A county and regional level analysis of the workforce in the Greater Dublin Area is provided in Tables 1 and 2 below. The Greater Dublin Area workforce (defined by place of work) is composed of workers commuting to a fixed place of work (‘commuters’), those working primarily at home (‘home’ workers) and those with no fixed place of work (mobile’ workers). In this analysis mobile workers are excluded as their principal county of work is unknown. Almost 70,500 mobile workers are recorded with places of residence within the Greater Dublin Area. This compares to a total of 626,162 commuting to work in the GDA and 25,968 working from home in the GDA.

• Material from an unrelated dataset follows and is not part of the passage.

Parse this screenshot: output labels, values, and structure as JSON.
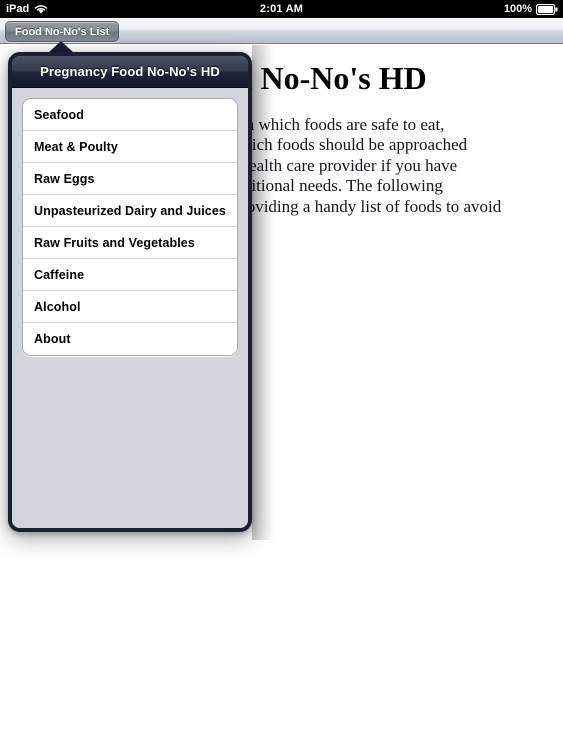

The statistics in Table 6.2 include both commuters and home workers. The place of work of home workers is determined by their place of residence. The total number of jobs in the Dublin Region (525,204) was significantly higher than in the Mid-East Region (126,886) in 2006. Comparing with total population figures, however, provides a more meaningful basis for comparing the regional distribution of employment. There were approximately 442 jobs per 1000 population in the Dublin Region, compared with 267 jobs per 1000 population in the Mid-East Region.
In total 82.6% of those at work in the Dublin Region were resident within the Dublin Region. An additional 13.4% are recorded as commuting from the neighbouring Mid-East Region. By comparison 77.6% of those at work within the Mid-East Region were resident within the Mid-East Region. 11.4% of those at work in the Mid-East Region commuted from beyond the Greater Dublin Area, a significantly higher proportion than for the Dublin Region. In total 35,845 workers are recorded as commuting from beyond to the GDA to places of work within the GDA. This figure, however, represents only 5.5% of the total workforce in the GDA.
Williams, B. Walsh, C. & Boyle, I. (2010) The Functional Urban Region of Dublin: Implications for Regional Development Markets and Planning, Journal of Irish Urban Studies, vo. 7-9, p. 5-30.
Please reference the published version!
 If mobile workers are assigned to their region of residence, this figure increases to 84.0% for the Dublin Region with a corresponding figure of 81.4% for the Mid-East Region.